So, the real journey here is not to Caesarea Philippi, it is a journey from expectation to reality. Peter, one of Jesus’ insiders, a man with all the right answers, still failed to see that having the right answer was not enough. Knowing Jesus is not just about knowing that he is the messiah, it is also about knowing his cross too. The expectation of a crown of gold will have to be replaced with the reality of a crown of thorns.
As they travel on towards Jerusalem – only three chapters away! – the disciples will choose to remain in the company of Jesus and one another. It was a time of continuing formation for them and, because they chose friendship with Jesus, they became more like him.
You may be living in some kind of exile and trying to forge a new spiritual path that will be more authentic, or you may have all the answers and be the ultimate insider like Peter. Either way, it’s not enough. Just as turning back to Yahweh did not grant the Jews immediate release from captivity, recognizing Jesus as the messiah will not do much for us either. Both are good, but they are only a beginning.
The readings today call us to an often-disappointing journey from expectation to reality. Sometimes it may seem as if all is lost, but the tenacity of the exiles and the disciples remind us that we are on an journey which may have some twists and turns. Whether we are seeking release from exile or the empire, redemption is not likely to happen in an instant. It takes time. But, what we’ve seen in these two readings is that it’s “the meantime” that matters. Even in the worst situation God is working to redeem, to reclaim, and to renew those who choose friendship. “The meantime” is where the action is, and the resolution, when it comes, will be more about the company you keep than about anything else
Some Notes of Possible Interest
There wasn’t just one exile. The Babylonian exile happened in stages. The actual numbers of people deported in each stage is not clear. Basically, people were exiled to Babylon in, or around, 597, 587, and 582.
It is not an exaggeration to say that the Babylonians were “benevolent” towards the Jews in exile. Some Jews even adopted the religion of their oppressors and named their children after the Chaldean gods. Others formed a community and rededicated themselves to Yahweh. You can read more about it here. This is an interesting article too.

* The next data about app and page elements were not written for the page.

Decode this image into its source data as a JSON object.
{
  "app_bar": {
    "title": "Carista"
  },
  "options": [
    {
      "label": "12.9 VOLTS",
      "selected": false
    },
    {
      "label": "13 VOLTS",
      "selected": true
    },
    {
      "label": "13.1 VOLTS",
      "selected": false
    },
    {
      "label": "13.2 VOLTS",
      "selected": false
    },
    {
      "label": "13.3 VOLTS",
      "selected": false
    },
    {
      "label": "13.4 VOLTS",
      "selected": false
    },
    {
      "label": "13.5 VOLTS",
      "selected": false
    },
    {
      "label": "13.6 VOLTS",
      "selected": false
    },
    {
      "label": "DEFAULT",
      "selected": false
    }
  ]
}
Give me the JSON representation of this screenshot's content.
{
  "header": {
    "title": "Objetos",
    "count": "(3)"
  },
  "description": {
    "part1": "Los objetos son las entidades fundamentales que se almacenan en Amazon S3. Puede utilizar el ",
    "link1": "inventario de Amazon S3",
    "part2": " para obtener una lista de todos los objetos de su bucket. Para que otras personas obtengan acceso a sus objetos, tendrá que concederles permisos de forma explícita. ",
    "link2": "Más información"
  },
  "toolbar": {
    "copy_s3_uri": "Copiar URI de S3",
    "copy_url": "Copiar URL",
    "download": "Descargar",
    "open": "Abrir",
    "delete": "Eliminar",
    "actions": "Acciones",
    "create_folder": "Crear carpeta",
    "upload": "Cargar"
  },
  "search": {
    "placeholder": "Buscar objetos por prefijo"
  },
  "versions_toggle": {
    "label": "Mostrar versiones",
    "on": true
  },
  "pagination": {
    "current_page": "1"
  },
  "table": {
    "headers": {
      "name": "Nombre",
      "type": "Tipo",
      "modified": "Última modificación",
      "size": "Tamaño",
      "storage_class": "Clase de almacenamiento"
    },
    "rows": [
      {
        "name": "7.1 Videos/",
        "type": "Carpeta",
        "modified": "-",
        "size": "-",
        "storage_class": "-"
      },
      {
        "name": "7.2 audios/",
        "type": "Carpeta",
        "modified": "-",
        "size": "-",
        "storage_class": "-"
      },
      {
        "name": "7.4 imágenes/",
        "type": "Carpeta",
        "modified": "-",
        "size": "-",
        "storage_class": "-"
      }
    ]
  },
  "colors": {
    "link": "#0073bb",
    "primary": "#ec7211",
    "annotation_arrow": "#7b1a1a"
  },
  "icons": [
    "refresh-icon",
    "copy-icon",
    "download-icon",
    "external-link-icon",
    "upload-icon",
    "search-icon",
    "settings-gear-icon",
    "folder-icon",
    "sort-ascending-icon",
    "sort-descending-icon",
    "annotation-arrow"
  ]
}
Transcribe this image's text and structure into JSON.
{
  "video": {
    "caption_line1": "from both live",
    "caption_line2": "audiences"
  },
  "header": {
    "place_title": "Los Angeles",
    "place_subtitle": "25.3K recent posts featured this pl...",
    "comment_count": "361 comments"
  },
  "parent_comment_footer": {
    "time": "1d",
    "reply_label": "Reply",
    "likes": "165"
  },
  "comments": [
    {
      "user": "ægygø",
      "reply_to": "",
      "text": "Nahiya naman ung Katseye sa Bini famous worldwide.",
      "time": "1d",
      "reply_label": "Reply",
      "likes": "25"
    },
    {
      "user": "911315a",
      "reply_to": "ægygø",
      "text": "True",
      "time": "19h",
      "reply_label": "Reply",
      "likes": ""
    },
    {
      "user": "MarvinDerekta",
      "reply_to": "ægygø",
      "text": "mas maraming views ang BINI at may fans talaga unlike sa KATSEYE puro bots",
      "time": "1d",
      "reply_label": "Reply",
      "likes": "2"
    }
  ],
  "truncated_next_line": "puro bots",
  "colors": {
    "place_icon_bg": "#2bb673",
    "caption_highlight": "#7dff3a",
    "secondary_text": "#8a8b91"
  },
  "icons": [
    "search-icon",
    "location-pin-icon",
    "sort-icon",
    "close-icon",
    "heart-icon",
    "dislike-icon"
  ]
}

In calling Peter “Satan” Jesus does not mean that Peter is a devil, he means to say that Peter has tempted him. The only other time “Satan” is used in Mark is when Jesus was tempted in the wilderness.
Linda McMillan is still in Thailand.